Details of the rules on the responsibilities of principals and the FCA’s expectations can be found in section 3.83 (pages 61-62) of Policy Statement PS22/11.
Further changes ahead?
The changes imposed by the new rules discussed above are significant – largely due to the high level of concern that the FCA felt about the way in which the regime has been operating and the potential for a negative impact on customers.
In addition, high-profile initiatives from the regulator have stressed the importance of treating customers fairly and with due care – as evidenced most recently in the new Consumer Duty (more detail in this recent article from Voyc).
What’s more, the FCA is actively working with the Treasury to consider areas of potential legislative change. This includes ideas discussed in the Treasury’s “Call for Evidence” on the AR regime, covering, for example, the scope of activities ARs are permitted to conduct and coverage of ARs by the Financial Ombudsman Service.
Against this background, it’s likely, in our view, that there will be further regulatory or even legislative changes in the changes to the Appointed Representatives regime in the future. You can rely on the Voyc blog to keep you updated as appropriate.
How Voyc can help
At Voyc, we enable firms to monitor and control the interactions their staff and representatives have with customers on the telephone – to maximise quality and minimise complaints and compliance errors.
Our software actively “listens” to and monitors 100% of customer calls made and received. Voyc is programmed and trained to spot words, phrases and issues in calls that represent a quality concern to the user. And when that happens, the software instantly sends an alert to team members designated to handle that particular matter.
Voyc is highly suited to supporting call centre operations, where numerous agents and representatives are engaged to handle customer calls across single or multiple sites. In fact, we’ve seen rapid growth in the number of users of this kind – including principals operating through extensive networks of ARs.
PPL is a principal, working with Voyc to support regulatory compliance across its network of ARs: mainly retailers using consumer credit products to support sales of their goods and services.

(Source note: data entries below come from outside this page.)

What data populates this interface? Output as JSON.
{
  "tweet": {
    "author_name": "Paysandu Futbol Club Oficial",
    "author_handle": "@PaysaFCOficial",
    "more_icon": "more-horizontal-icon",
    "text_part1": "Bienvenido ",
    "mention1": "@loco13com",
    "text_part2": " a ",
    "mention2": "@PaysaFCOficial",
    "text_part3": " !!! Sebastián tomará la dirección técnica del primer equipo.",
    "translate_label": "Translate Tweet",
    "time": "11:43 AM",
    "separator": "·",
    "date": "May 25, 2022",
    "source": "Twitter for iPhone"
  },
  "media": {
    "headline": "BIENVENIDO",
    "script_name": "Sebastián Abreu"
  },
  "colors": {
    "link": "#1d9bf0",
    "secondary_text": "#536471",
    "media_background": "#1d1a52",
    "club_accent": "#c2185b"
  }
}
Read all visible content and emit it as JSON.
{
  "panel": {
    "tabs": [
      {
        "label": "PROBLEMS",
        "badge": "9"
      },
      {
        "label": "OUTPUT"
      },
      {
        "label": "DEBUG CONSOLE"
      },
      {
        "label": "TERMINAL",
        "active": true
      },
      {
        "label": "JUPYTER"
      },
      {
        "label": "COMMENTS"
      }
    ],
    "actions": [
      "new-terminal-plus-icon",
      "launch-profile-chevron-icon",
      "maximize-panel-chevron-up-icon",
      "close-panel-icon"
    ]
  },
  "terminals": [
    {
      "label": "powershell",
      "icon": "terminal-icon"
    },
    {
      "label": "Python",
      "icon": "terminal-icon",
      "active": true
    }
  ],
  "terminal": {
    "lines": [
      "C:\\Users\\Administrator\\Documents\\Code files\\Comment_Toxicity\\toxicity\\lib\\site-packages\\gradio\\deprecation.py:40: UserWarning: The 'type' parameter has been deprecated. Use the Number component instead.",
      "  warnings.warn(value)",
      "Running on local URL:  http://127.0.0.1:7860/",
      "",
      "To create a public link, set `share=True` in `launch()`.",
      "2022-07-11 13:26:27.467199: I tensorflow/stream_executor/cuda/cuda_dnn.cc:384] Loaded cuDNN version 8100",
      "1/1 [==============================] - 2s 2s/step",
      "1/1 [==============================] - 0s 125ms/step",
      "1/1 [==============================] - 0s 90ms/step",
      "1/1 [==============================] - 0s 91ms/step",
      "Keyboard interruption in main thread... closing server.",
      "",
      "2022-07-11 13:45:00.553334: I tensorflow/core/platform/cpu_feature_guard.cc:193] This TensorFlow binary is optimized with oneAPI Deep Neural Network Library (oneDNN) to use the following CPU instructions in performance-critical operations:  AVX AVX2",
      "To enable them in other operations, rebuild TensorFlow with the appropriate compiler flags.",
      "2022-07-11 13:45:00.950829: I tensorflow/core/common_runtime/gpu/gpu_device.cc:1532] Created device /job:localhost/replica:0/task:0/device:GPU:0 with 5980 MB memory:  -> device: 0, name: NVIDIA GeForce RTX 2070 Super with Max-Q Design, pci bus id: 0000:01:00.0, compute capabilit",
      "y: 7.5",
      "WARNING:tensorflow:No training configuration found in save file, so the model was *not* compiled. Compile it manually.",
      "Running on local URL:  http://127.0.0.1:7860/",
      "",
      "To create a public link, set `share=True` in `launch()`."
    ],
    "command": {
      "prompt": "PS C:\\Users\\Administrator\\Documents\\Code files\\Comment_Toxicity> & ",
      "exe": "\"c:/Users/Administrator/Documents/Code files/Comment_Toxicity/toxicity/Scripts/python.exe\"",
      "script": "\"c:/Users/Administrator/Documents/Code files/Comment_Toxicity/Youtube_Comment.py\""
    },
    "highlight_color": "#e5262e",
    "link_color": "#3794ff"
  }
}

“Voyc helps us monitor more of our AR’s calls”, says Wendy Clegg, PPL’s Head of Governance & Risk. “That provides great reassurance for us as we approach the implementation date of the new rules for the AR regime. It’s really like having an additional member of our senior team looking after a critical area of compliance”.
Jon Rix, Director at The Compliance Guys, agrees.” We offer AR status to SMEs and independents in a range of sectors and it’s clear that the new FCA changes will add much sharper focus to the responsibilities of principals of all kinds – which is good news. Voyc certainly has the capability and track record to play a vital role in supporting great customer outcomes under the new roles, through ensuring a level of compliance monitoring that traditional methods just can’t deliver”.
It’s easy to find out more